Sorghum is naturally gluten-free. What’s more, the ancient cereal grain is eaten with its outer layers intact, so it retains most of its nutrients. These waxy outer layers are loaded with compounds called policosanols that may prevent and treat cardiovascular disease, according to research. Sorghum is also high in antioxidants believed to reduce the risk of cancer, diabetes, and some neurological diseases. Its mild, sometimes sweet flavor make it an easy sub-in for dishes, and its low glycemic index helps keep you full.
You’ll find it in KIND’s newest line: KIND Healthy Grains Popped. Popped to toasty perfection, sorghum adds a popcorn-like crunch and taste. Look out for their new line—flavors include Salted Caramel and Dark Chocolate with Sea Salt—which launches this May.

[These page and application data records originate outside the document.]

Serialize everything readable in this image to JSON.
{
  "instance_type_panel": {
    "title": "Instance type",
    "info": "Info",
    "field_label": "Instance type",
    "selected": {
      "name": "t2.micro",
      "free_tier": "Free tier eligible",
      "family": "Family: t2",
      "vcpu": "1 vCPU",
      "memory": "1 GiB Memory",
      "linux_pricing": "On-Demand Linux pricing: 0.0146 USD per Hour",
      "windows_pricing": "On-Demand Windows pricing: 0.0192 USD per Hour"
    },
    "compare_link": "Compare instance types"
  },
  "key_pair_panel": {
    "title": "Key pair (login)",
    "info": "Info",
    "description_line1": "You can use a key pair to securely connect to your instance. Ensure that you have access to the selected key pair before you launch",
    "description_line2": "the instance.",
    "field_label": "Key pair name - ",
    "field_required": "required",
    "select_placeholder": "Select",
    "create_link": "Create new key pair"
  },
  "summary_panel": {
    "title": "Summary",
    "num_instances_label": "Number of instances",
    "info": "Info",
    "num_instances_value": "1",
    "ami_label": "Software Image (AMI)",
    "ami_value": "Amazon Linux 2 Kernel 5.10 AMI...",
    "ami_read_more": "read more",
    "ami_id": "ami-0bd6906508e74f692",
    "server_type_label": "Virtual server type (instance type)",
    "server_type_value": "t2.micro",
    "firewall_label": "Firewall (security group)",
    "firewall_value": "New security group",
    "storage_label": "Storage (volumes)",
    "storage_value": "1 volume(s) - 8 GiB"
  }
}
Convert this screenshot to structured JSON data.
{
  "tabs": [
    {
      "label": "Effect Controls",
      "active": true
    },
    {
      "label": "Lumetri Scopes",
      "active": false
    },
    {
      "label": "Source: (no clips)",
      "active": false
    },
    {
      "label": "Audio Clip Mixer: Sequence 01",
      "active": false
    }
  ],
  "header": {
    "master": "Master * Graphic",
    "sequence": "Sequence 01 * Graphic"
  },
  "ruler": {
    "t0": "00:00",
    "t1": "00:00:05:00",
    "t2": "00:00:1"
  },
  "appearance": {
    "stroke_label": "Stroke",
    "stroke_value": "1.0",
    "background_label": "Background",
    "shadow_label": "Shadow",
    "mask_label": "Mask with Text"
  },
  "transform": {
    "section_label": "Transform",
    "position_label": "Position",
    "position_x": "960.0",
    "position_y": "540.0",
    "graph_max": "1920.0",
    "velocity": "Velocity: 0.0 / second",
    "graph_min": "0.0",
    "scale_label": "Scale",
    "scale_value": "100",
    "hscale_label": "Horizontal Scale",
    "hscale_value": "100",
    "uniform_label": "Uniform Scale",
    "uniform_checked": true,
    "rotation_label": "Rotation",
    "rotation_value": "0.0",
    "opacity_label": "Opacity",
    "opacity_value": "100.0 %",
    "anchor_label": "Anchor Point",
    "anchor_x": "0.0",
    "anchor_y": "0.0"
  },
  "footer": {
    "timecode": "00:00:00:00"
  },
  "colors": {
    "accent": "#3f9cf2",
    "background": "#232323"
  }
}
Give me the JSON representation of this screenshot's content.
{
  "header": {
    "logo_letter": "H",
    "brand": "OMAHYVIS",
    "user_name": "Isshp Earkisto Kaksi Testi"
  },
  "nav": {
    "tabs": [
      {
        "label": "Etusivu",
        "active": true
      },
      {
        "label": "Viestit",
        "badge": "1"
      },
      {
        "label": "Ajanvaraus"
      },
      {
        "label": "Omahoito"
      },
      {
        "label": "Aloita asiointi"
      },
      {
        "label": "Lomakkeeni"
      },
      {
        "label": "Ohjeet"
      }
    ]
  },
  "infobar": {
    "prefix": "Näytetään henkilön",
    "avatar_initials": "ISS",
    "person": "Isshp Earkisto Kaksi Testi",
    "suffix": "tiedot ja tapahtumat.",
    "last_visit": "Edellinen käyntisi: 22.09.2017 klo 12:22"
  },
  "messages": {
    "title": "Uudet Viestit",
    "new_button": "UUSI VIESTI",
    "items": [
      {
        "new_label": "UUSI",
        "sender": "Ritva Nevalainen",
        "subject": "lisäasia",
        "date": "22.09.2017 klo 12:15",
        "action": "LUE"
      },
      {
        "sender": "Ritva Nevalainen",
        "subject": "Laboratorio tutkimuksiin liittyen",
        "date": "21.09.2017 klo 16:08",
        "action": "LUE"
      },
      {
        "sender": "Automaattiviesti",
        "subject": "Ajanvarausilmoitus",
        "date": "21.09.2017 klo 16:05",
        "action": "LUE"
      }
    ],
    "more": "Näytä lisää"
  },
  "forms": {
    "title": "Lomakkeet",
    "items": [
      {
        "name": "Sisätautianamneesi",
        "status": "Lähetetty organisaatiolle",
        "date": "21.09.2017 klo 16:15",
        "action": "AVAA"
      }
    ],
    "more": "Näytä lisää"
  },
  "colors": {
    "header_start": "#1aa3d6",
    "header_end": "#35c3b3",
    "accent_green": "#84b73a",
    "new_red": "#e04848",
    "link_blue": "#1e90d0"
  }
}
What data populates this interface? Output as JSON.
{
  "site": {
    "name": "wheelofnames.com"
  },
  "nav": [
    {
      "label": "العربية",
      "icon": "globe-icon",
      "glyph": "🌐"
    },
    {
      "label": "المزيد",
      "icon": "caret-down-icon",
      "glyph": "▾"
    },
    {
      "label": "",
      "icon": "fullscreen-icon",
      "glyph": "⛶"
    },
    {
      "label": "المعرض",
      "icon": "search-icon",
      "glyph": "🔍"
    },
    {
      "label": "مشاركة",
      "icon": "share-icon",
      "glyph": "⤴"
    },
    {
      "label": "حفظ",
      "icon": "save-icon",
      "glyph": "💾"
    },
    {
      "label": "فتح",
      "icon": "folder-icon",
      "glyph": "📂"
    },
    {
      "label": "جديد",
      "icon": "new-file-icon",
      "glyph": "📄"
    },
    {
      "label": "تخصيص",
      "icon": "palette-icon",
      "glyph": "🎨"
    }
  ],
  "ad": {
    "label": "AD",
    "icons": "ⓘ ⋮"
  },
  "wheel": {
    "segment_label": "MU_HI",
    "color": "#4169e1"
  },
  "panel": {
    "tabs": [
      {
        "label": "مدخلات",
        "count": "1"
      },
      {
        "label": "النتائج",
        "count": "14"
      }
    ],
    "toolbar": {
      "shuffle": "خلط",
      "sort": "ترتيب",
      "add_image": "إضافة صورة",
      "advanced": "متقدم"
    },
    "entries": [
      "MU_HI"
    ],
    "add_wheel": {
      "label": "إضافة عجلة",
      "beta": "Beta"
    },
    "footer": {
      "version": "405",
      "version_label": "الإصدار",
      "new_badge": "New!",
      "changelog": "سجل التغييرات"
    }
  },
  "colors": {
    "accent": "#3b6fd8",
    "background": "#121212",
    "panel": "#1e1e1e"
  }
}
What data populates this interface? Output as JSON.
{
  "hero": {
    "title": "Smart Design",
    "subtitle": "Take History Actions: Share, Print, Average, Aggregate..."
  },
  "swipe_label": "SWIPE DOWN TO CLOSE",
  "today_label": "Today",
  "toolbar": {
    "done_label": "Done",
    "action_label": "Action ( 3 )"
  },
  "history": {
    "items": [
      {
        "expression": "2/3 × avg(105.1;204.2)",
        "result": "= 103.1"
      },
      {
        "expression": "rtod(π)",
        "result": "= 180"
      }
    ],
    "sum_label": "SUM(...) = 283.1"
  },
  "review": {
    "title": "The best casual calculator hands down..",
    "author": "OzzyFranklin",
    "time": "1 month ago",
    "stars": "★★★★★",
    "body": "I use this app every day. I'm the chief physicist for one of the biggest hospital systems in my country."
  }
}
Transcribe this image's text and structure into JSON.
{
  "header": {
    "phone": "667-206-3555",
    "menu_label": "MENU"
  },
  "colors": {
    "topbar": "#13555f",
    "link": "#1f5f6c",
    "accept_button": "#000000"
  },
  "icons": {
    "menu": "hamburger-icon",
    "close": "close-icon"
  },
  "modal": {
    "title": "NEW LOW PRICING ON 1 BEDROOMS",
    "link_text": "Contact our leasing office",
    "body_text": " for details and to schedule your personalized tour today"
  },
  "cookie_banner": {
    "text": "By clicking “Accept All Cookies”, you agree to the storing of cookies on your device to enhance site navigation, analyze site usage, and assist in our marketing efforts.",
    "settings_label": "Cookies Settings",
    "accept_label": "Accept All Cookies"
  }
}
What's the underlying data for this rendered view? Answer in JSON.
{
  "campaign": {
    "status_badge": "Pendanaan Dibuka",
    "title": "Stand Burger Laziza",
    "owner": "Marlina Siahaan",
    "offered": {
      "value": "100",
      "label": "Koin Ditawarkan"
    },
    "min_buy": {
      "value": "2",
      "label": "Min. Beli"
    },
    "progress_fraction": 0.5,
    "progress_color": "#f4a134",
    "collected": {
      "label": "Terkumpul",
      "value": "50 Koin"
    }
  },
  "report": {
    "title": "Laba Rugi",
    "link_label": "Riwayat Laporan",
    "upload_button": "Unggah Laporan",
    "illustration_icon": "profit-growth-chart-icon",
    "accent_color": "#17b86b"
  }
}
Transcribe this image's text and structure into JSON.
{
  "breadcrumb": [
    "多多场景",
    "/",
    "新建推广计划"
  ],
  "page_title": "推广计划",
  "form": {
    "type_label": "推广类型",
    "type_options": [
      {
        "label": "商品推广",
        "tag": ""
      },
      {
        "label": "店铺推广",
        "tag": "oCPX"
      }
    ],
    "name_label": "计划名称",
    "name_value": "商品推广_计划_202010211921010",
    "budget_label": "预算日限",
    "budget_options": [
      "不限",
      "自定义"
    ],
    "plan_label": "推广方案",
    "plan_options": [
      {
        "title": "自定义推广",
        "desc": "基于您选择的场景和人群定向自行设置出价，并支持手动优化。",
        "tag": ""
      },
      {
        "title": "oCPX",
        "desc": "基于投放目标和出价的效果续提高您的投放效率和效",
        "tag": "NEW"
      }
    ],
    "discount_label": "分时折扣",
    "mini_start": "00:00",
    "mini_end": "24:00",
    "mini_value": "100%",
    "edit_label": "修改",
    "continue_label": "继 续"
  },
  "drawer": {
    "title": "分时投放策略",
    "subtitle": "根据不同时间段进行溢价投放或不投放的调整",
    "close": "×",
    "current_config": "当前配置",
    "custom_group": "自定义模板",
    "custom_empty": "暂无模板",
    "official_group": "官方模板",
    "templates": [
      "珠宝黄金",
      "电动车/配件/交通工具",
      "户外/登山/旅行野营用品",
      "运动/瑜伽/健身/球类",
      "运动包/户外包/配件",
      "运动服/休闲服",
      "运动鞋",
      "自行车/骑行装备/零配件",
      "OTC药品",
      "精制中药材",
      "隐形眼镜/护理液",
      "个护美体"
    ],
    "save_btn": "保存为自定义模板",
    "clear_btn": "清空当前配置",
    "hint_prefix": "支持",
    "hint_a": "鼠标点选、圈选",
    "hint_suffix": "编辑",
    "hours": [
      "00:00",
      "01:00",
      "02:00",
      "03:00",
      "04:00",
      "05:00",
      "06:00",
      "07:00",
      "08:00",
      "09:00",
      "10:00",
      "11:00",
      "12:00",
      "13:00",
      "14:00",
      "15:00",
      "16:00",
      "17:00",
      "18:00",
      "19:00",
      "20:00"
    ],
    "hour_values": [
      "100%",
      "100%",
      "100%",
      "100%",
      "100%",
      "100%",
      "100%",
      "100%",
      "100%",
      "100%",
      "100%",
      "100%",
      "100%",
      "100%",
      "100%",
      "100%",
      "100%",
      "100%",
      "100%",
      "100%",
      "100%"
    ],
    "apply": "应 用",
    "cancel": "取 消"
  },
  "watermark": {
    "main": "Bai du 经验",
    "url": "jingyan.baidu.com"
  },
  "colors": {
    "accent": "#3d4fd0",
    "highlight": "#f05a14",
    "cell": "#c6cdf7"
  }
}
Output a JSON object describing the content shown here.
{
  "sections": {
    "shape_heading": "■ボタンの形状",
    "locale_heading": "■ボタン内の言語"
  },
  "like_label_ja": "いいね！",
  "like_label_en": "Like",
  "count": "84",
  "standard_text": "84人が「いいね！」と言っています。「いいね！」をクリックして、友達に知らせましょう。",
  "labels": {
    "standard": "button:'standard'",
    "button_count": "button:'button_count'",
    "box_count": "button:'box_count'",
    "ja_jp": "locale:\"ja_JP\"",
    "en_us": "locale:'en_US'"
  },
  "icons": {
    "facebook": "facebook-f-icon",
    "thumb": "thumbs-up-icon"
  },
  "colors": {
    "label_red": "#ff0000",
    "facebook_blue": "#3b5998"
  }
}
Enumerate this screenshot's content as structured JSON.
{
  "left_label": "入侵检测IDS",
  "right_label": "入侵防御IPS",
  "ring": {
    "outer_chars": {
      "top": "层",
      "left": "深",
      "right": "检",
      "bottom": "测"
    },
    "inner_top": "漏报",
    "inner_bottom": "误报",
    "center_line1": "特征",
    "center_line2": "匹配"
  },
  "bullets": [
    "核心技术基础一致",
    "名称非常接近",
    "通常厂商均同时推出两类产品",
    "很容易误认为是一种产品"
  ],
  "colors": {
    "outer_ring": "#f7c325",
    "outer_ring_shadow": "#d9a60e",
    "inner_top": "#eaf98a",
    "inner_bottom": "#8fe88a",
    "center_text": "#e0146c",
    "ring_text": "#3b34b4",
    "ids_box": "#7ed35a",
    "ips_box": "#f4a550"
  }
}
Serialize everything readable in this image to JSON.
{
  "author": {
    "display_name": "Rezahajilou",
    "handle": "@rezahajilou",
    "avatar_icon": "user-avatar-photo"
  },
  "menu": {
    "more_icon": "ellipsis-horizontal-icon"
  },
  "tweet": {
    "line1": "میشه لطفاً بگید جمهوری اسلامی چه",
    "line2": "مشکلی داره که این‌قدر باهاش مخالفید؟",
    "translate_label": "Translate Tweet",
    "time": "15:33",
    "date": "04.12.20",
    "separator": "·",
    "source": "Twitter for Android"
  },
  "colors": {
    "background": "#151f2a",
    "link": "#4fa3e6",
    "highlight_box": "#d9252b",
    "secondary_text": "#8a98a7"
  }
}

Amaranth is another gluten-free whole grain; though, unlike sorghum, it’s classified as a pseudo-cereal, meaning it’s actually a seed. Like quinoa, it’s a source of complete protein because it contains lysine, an amino acid, which is thought to build muscle mass, especially when combined Arginine (another amino acid), according to research. Compared to other grains, amaranth has three times the average amount of calcium, contains high levels of protein, and is loaded with other essential vitamins and minerals like iron, magnesium, phosphorus and potassium. Note: when cooking, make sure you use 6 cups of water for every cup of amaranth—it absorbs that much water, according to The Whole Grains Council.
You’ll find it in Van’s Simply Delicious Gluten Free Fire-Roasted Veggie Crackers. These snacks boast 16 grams of whole grains (amaranth, brown rice, oats, millet and quinoa).
Buckwheat – Healthy Grains
Buckwheat is actually a seed, too. And it’s a standout when it comes to biological protein (the measure of absorbed protein and how readily the digested protein can be used in the body). One cup of cooked buckwheat contains 5.7 grams of protein, according to Calorie Counter. Like amaranth, buckwheat is rich in lysine, amino acids, vitamins and minerals like potassium, zinc and copper.
You’ll find it in Journey Bars. The brand’s savory line of snacks (with flavors like Pizza Marinara and Coconut Curry) all have a whole grain and seed base made from gluten-free oats, organic buckwheat, and sesame seeds.
Before you mess it up, it’s pronounced “free-kah,” and it’s derived from wheat, meaning it’s not gluten-free. It is, however, high in protein and fiber—trumping quinoa—and has low glycemic index levels.
You can substitute it anywhere you’d use whole grains like quinoa, brown rice, farro, bulgur, or steel cut oats. It’s the perfect base for sweet or savory dishes. Try Freekeh Foods packaged frekkeh in Original, Tamari and Rosemary Sage varieties.
This one’s pronounced “trih-tih-KAY-lee,” and it’s a hybrid of wheat and rye, combining the benefits of both grains, according to The Whole Grains Council. Like rye, triticale is rich in dietary fiber and arabinoxylan fiber (a byproduct of wheat flour, and one of the main components of soluble and insoluble dietary fibers, shown to have strong antioxidant activity). Triticale is also composed of acids and compounds that may help moderate insulin levels, weight management, and help improve satiety.
You’ll find it in Bob’s Red Mill Rolled Triticale Flakes—a great substitute for oatmeal. You can also purchase their Triticale flour, which can be subbed in for the regular stuff in baking and cooking recipes.